# Instructor’s Guide: Power Tutorial

How the Power Tutorial fits into the typical statistics course: The Power Tutorial is the fourth module of the WISE tutorials. The Power Tutorial was designed with the assumption that students are familiar with concepts covered in the first three WISE tutorials: 1) Sampling Distribution, 2) Central Limit Theorem, and 3) Hypothesis Testing. The Power Tutorial is a self-contained lesson that does not depend on any of the other modules, although some specific prerequisite knowledge is required.

When to use the Power Tutorial? Instructors often introduce statistical power along with or immediately following hypothesis testing.

Teaching Theory vs. Computations: The goal of the WISE Power Tutorial is to introduce the student to the four interconnected concepts that are involved in power analyses (Power, Effect size, Alpha, and Sample size). A one-tailed Z test is well suited for this purpose, and the WISE Power Applet is designed to show these interconnections. These same four interconnected concepts are keys to understanding power analysis as it is extended to more complex designs.

In the main tutorial, we do not focus on hand computations because there are wonderful computer programs that can do the calculations much more quickly and accurately. Nonetheless, it may be useful for students to work through some simple examples that demonstrate the concepts. The short tutorial on Power Calculations may be useful for this purpose.

### Suggestions for Using the Power Tutorial

• Pre-lecture assignment
• Live In-class demonstration
• Laboratory assignment
• Post-lecture assignment
• Evaluation

How you choose to incorporate this tutorial may depend on studentsâ€™ level of computer literacy, computer resources available at your school, and class time restrictions. Here are a few suggestions:
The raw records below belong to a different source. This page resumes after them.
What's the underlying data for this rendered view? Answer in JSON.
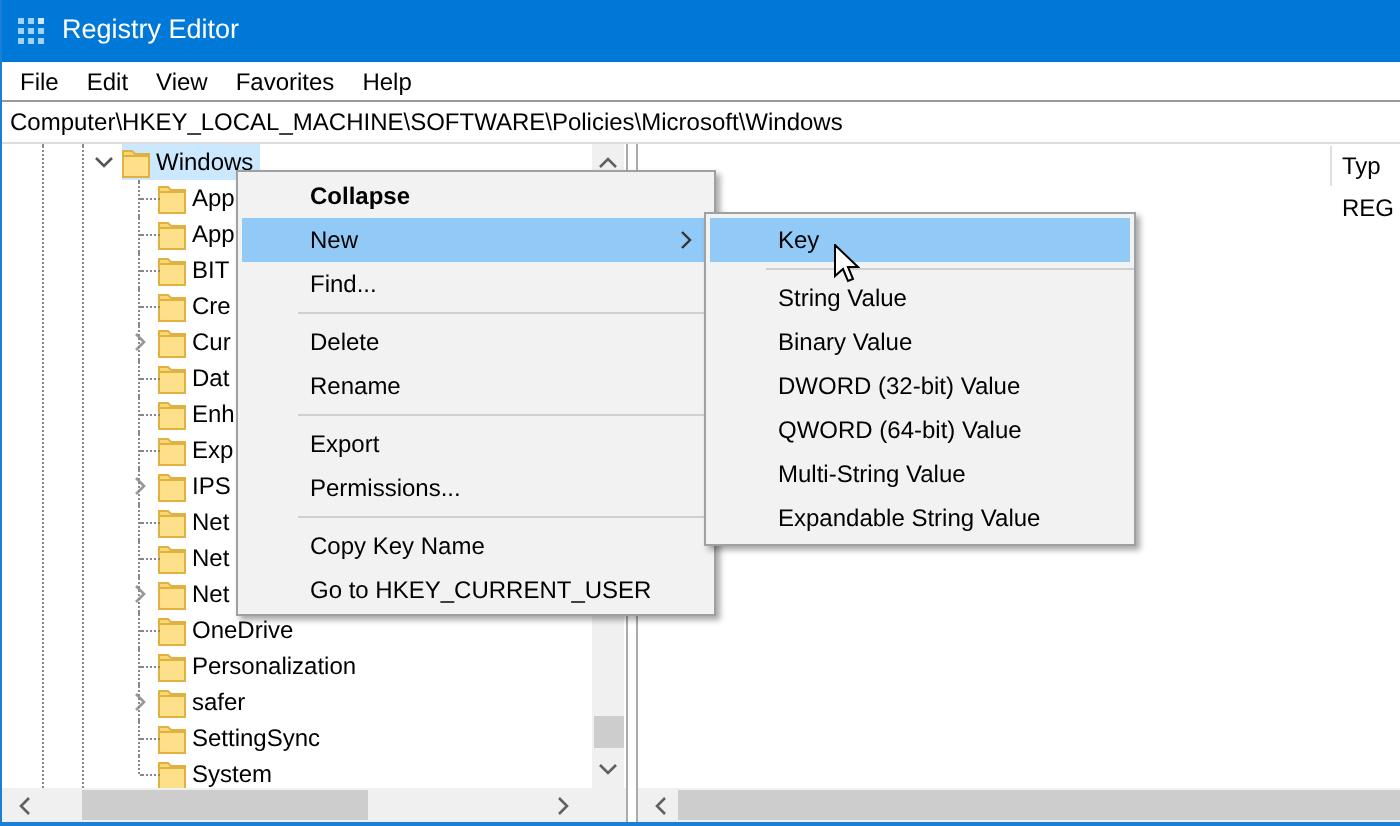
{
  "window": {
    "title": "Registry Editor"
  },
  "menu_bar": [
    "File",
    "Edit",
    "View",
    "Favorites",
    "Help"
  ],
  "address": "Computer\\HKEY_LOCAL_MACHINE\\SOFTWARE\\Policies\\Microsoft\\Windows",
  "tree": [
    {
      "label": "Windows",
      "expanded": true,
      "selected": true,
      "children": [
        {
          "label": "App",
          "expandable": false
        },
        {
          "label": "App",
          "expandable": false
        },
        {
          "label": "BIT",
          "expandable": false
        },
        {
          "label": "Cre",
          "expandable": false
        },
        {
          "label": "Cur",
          "expandable": true
        },
        {
          "label": "Dat",
          "expandable": false
        },
        {
          "label": "Enh",
          "expandable": false
        },
        {
          "label": "Exp",
          "expandable": false
        },
        {
          "label": "IPS",
          "expandable": true
        },
        {
          "label": "Net",
          "expandable": false
        },
        {
          "label": "Net",
          "expandable": false
        },
        {
          "label": "Net",
          "expandable": true
        },
        {
          "label": "OneDrive",
          "expandable": false
        },
        {
          "label": "Personalization",
          "expandable": false
        },
        {
          "label": "safer",
          "expandable": true
        },
        {
          "label": "SettingSync",
          "expandable": false
        },
        {
          "label": "System",
          "expandable": false
        }
      ]
    }
  ],
  "values_pane": {
    "columns": [
      "Typ"
    ],
    "rows": [
      {
        "column_2": "REG"
      }
    ]
  },
  "context_menu": {
    "items": [
      {
        "kind": "item",
        "label": "Collapse",
        "default": true,
        "selected": false,
        "submenu": false
      },
      {
        "kind": "item",
        "label": "New",
        "default": false,
        "selected": true,
        "submenu": true
      },
      {
        "kind": "item",
        "label": "Find...",
        "default": false,
        "selected": false,
        "submenu": false
      },
      {
        "kind": "separator"
      },
      {
        "kind": "item",
        "label": "Delete",
        "default": false,
        "selected": false,
        "submenu": false
      },
      {
        "kind": "item",
        "label": "Rename",
        "default": false,
        "selected": false,
        "submenu": false
      },
      {
        "kind": "separator"
      },
      {
        "kind": "item",
        "label": "Export",
        "default": false,
        "selected": false,
        "submenu": false
      },
      {
        "kind": "item",
        "label": "Permissions...",
        "default": false,
        "selected": false,
        "submenu": false
      },
      {
        "kind": "separator"
      },
      {
        "kind": "item",
        "label": "Copy Key Name",
        "default": false,
        "selected": false,
        "submenu": false
      },
      {
        "kind": "item",
        "label": "Go to HKEY_CURRENT_USER",
        "default": false,
        "selected": false,
        "submenu": false
      }
    ]
  },
  "submenu": {
    "items": [
      {
        "kind": "item",
        "label": "Key",
        "selected": true
      },
      {
        "kind": "separator"
      },
      {
        "kind": "item",
        "label": "String Value",
        "selected": false
      },
      {
        "kind": "item",
        "label": "Binary Value",
        "selected": false
      },
      {
        "kind": "item",
        "label": "DWORD (32-bit) Value",
        "selected": false
      },
      {
        "kind": "item",
        "label": "QWORD (64-bit) Value",
        "selected": false
      },
      {
        "kind": "item",
        "label": "Multi-String Value",
        "selected": false
      },
      {
        "kind": "item",
        "label": "Expandable String Value",
        "selected": false
      }
    ]
  }
}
#### 1. Pre-lecture Assignment

Assign the module as an independent exercise for students to introduce the concept of statistical power. This will allow you to use more class time for in-depth discussions and activities instead of a full lecture.

#### 2. Live In-class Demonstration

As part of either a lecture or guided lab assignment, the Power applet itself may be used by the instructor to demonstrate relationships among the components involved in statistical power. Some instructors may choose to step through parts or all of the tutorial in a demonstration mode. This demonstration may serve as a stimulus for classroom discussion and/or introduction to an assignment for students. See our step-by-step guide for an example of a live demonstration using the applet.

#### 3. Laboratory Assignment

The WISE modules can be used as laboratory assignments. They are designed to be completed within about 45 minutes, though of course some students may require more time. Students may be required to turn in lab reports that include a record of the simulated sample findings and their responses to short essay questions.

#### 4. Post-lecture Assignment

After your presentation of the concepts of statistical power, the module can be used to demonstrate lecture points and give students practice using the concepts. This applet allows students to gain a perspective on the concepts that complements a lecture or other presentations. The more perspectives students are exposed to in the course of instruction, the more likely they are to understand and retain the material. Students may be asked to use the Power tutorial on their own and turn in the lab sheets.

#### 5. Evaluation

• Multiple-choice questions – The multiple-choice questions following exercises provide feedback on both correct and incorrect responses. However, no record is kept of student answers. Instructors could ask students to turn in their answers.
• Essay questions – There are follow-up questions after the main part of the module. These questions are designed to examine conceptual understanding of the topic. You may want students to download and complete this portion of the module and hand in their responses for your evaluation. This will give you an opportunity to evaluate what your students have learned. We have not posted answers to these questions.

### Teaching Practical Power Analysis

An excellent free program for power analysis is G*Power which is loaded with options for analyses with tests using F, t, z, chi-square, and exact distributions. For example, within F are tests for ANOVA, MANOVA, Hotellings T, and Multiple Regression. G*Power can be downloaded from: